-Rich Mullins, The World As I Remember It: Through the Eyes of a Ragamuffin, Pp.92-93

I’m learning that life is just a seamless series of transitions and that the only way that I can find any clear direction is to look back and see my tracks from where I’ve already been. The notion of trying to look ahead and carry out some kind of plan of action for the future seems to break down when faced with the reality of how I actually live each day.

My reality, where the rubber meets the road, always turns out to be, in the words of Bono, “like a small child crossing an eight lane highway, on a voyage of discovery.”  The problem with this is that my head is always spinning, my attention is splintered and, while I’m trying to keep my fingers on everything, I end up not having a good grip on anything.

I have a great appreciation for creativity, art, and the importance of investigational or exploratory dialogue when it comes to learning about who we are as humans, the meaning of life, etc. Indeed, there is great satisfaction to be found in veiling the release of one’s frustrations and fears creatively under the veneer of a lyric, verse, or brush stroke. Song lyrics, poems, and visual works by various artists have played a significantly therapeutic role in sorting out the random potholes and more tragic highway accidents that I’ve witnessed or been a part of along this journey so far. But the realization that has settled on me today is that simple truth is sometimes the best thing there is.

I’m at a point in life where I carry enough of my own baggage without having to pay ten bucks to download an album that features the vented and hopeless baggage of somebody else. While it may just be a product of my own insecurities, my trust in others is usually thin. I fear for the future that my children will face. I find myself crumbling in frustration all too often as a result of bad decisions that I’ve made and I carry a significant load of anxiety with regard to my recognition that, as a parent, my decisions and the way that I live will have a big influence on my kids.

What I really need is a reminder that grace is here and that hope has a place here as well. I understand that struggling is normal and that, though we have God, we will still face challenges.

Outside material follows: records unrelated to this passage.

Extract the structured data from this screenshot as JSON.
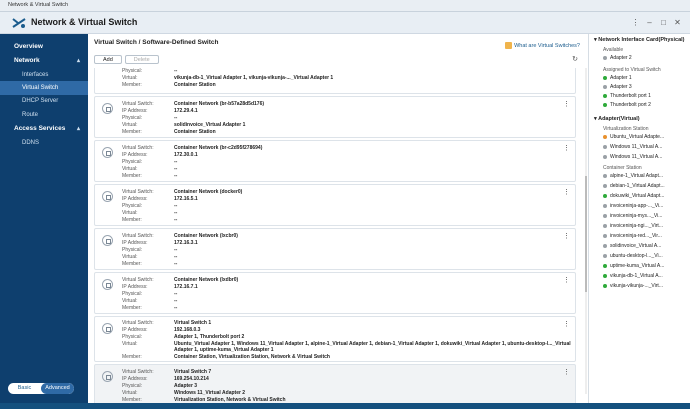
{
  "window": {
    "title": "Network & Virtual Switch"
  },
  "app": {
    "title": "Network & Virtual Switch"
  },
  "sidebar": {
    "items": [
      {
        "label": "Overview"
      },
      {
        "label": "Network"
      },
      {
        "label": "Interfaces"
      },
      {
        "label": "Virtual Switch"
      },
      {
        "label": "DHCP Server"
      },
      {
        "label": "Route"
      },
      {
        "label": "Access Services"
      },
      {
        "label": "DDNS"
      }
    ],
    "mode": {
      "basic": "Basic",
      "advanced": "Advanced"
    }
  },
  "main": {
    "heading": "Virtual Switch / Software-Defined Switch",
    "help": "What are Virtual Switches?",
    "toolbar": {
      "add": "Add",
      "delete": "Delete"
    },
    "labels": {
      "vs": "Virtual Switch:",
      "ip": "IP Address:",
      "phys": "Physical:",
      "virt": "Virtual:",
      "member": "Member:"
    },
    "cards": [
      {
        "vs": "",
        "ip": "",
        "phys": "--",
        "virt": "vikunja-db-1_Virtual Adapter 1, vikunja-vikunja-..._Virtual Adapter 1",
        "member": "Container Station"
      },
      {
        "vs": "Container Network (br-b57a28d5d176)",
        "ip": "172.29.4.1",
        "phys": "--",
        "virt": "solidinvoice_Virtual Adapter 1",
        "member": "Container Station"
      },
      {
        "vs": "Container Network (br-c2d95f278694)",
        "ip": "172.30.0.1",
        "phys": "--",
        "virt": "--",
        "member": "--"
      },
      {
        "vs": "Container Network (docker0)",
        "ip": "172.16.5.1",
        "phys": "--",
        "virt": "--",
        "member": "--"
      },
      {
        "vs": "Container Network (lxcbr0)",
        "ip": "172.16.3.1",
        "phys": "--",
        "virt": "--",
        "member": "--"
      },
      {
        "vs": "Container Network (lxdbr0)",
        "ip": "172.16.7.1",
        "phys": "--",
        "virt": "--",
        "member": "--"
      },
      {
        "vs": "Virtual Switch 1",
        "ip": "192.168.0.3",
        "phys": "Adapter 1, Thunderbolt port 2",
        "virt": "Ubuntu_Virtual Adapter 1, Windows 11_Virtual Adapter 1, alpine-1_Virtual Adapter 1, debian-1_Virtual Adapter 1, dokuwiki_Virtual Adapter 1, ubuntu-desktop-l..._Virtual",
        "virt2": "Adapter 1, uptime-kuma_Virtual Adapter 1",
        "member": "Container Station, Virtualization Station, Network & Virtual Switch"
      },
      {
        "vs": "Virtual Switch 7",
        "ip": "169.254.10.214",
        "phys": "Adapter 3",
        "virt": "Windows 11_Virtual Adapter 2",
        "member": "Virtualization Station, Network & Virtual Switch"
      }
    ]
  },
  "right_panel": {
    "nic_title": "Network Interface Card(Physical)",
    "available_label": "Available",
    "available": [
      {
        "label": "Adapter 2",
        "color": "#9aa0a6"
      }
    ],
    "assigned_label": "Assigned to Virtual Switch",
    "assigned": [
      {
        "label": "Adapter 1",
        "color": "#2eaa3a"
      },
      {
        "label": "Adapter 3",
        "color": "#9aa0a6"
      },
      {
        "label": "Thunderbolt port 1",
        "color": "#2eaa3a"
      },
      {
        "label": "Thunderbolt port 2",
        "color": "#2eaa3a"
      }
    ],
    "virt_title": "Adapter(Virtual)",
    "vs_station_label": "Virtualization Station",
    "vs_station": [
      {
        "label": "Ubuntu_Virtual Adapte...",
        "color": "#e8912d"
      },
      {
        "label": "Windows 11_Virtual A...",
        "color": "#9aa0a6"
      },
      {
        "label": "Windows 11_Virtual A...",
        "color": "#9aa0a6"
      }
    ],
    "container_label": "Container Station",
    "container": [
      {
        "label": "alpine-1_Virtual Adapt...",
        "color": "#9aa0a6"
      },
      {
        "label": "debian-1_Virtual Adapt...",
        "color": "#9aa0a6"
      },
      {
        "label": "dokuwiki_Virtual Adapt...",
        "color": "#2eaa3a"
      },
      {
        "label": "invoiceninja-app-..._Vi...",
        "color": "#9aa0a6"
      },
      {
        "label": "invoiceninja-mys..._Vi...",
        "color": "#9aa0a6"
      },
      {
        "label": "invoiceninja-ngi..._Virt...",
        "color": "#9aa0a6"
      },
      {
        "label": "invoiceninja-red..._Vir...",
        "color": "#9aa0a6"
      },
      {
        "label": "solidinvoice_Virtual A...",
        "color": "#9aa0a6"
      },
      {
        "label": "ubuntu-desktop-l..._Vi...",
        "color": "#9aa0a6"
      },
      {
        "label": "uptime-kuma_Virtual A...",
        "color": "#2eaa3a"
      },
      {
        "label": "vikunja-db-1_Virtual A...",
        "color": "#2eaa3a"
      },
      {
        "label": "vikunja-vikunja-..._Virt...",
        "color": "#2eaa3a"
      }
    ]
  }
}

I am thankful for the people in my life who sincerely and humbly share their daily struggles with me so that I can, at least, prayerfully support them and also find comfort in the fact that I’m not alone.

The words of folks like Brennan Manning, Rich Mullins, and Paul the Apostle carry a great deal of weight for me because of their life experiences and the ground-level view that they maintain or maintained during their time here. But, out of their struggles and mistakes, and out of those shared by friends and loved ones, hope and grace have blossomed.

As opposed to just trying to pull a fashionable and artistically painted veil over their walk, leaving a vacuum in their wake, I wish that there were more people who were willing to drop their veneers, admit their flaws, and sincerely share their struggles so that we can all make it across to the other side of this eight lane highway.